Reviewed by Paige Pagan
Review Source: Teaching for Change
Book Author: Jenny Sue Kostecki-Shaw
This picture book intends to teach early elementary children that despite living in different countries and coming from different cultures and lifestyles, friendships may still be forged based on similarities. Elliot and Kailash are pen pals who take each other on a journey into their lives and in the process, find that although they live in two different nations, they share many of the same things. Elliot is a Caucasian American boy who lives in a red brick building in a major city with his mother, father, baby sister, dog, and fish. Kailash is a boy from India who lives with 23 family members and a host of farm animals.
Regardless of those differences, both boys enjoy climbing trees — Elliot climbs up a tree to his tree house and Kailash climbs up a tree to where monkeys reside. They both ride with their friends to school — Elliot in a school bus and Kailash in a rickshaw. And both boys learn the alphabet in class — Elliot in English and Kailash in Hindi.
In Kostecki-Shaw’s contrast of the two boys’ lifestyles, she reinforces all the stereotypical norms about the United States versus all other countries. Readers are provided a fuller picture of Elliot who comes from a white nuclear family in an urban landscape. This normalizes the face of America being Caucasian and wealthy, disregarding America’s diversity across people, places, and social status. Descriptions of Kailash are less nuanced. Readers know that he comes from India, but not where in this vast nation. Instead, the picture children receive of India is based on popular iconography, such as the Taj Mahal and assumptions like all Indian families live in intergenerational homes; they cohabit their environment with animals; the main means of transportation are rickshaws, elephants, and camels; and the national language is Hindi. Both representations of the United States and India are not authentic.

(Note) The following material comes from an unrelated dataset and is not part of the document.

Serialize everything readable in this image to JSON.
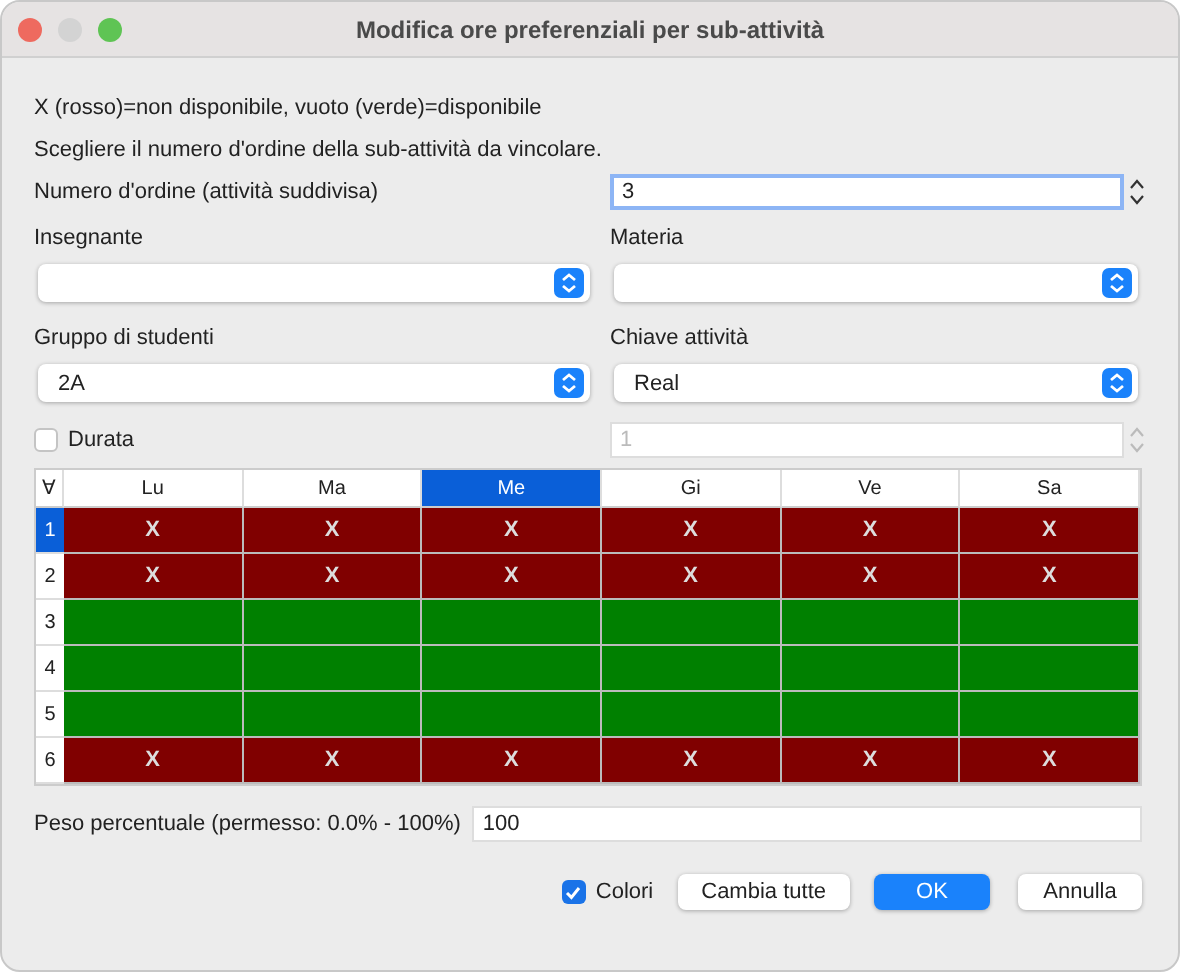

In the illustration of Elliot’s world, the West is centered with the American flag in the middle, following the common trope of elevating American patriotism. On the other hand, the illustration of Kailash’s world is an all-green landscape with a single river flowing through it paired with stereotypical symbols of India such as the Bengal tiger, the lotus flower, and the elephant. These one-dimensional representations of both worlds are less a negative reflection of the boys’ worldviews and more on Kostecki-Shaw’s unoriginal typecasting.
Children are left with a conflation and contradiction — Kostecki-Shaw highlights the boys’ differences, while at the same time asserting they’re the same. I do not recommend this book. Alternatively, I suggest introducing children to texts such as Where Three Oceans Meet by Rajani Larocca, which paints a more authentic and whole picture of India and the differences between India and America.
Paige Pagan is a Social Justice Books Program Specialist at Teaching for Change.
Same, Same But Different by Jenny Sue Kostecki-Shaw
Published by Henry Holt and Company (BYR) on September 13, 2011
Reading Level: Grade K, Grades 1-2
Review Source: Teaching for Change
Publisher's Synopsis: Elliot lives in America, and Kailash lives in India. They are pen pals. By exchanging letters and pictures, they learn that they both love to climb trees, have pets, and go to school. Their worlds might look different, but they are actually similar. Same, same. But different!
Through an inviting point-of-view and colorful, vivid illustrations, this story shows how two boys living oceans apart can be the best of friends.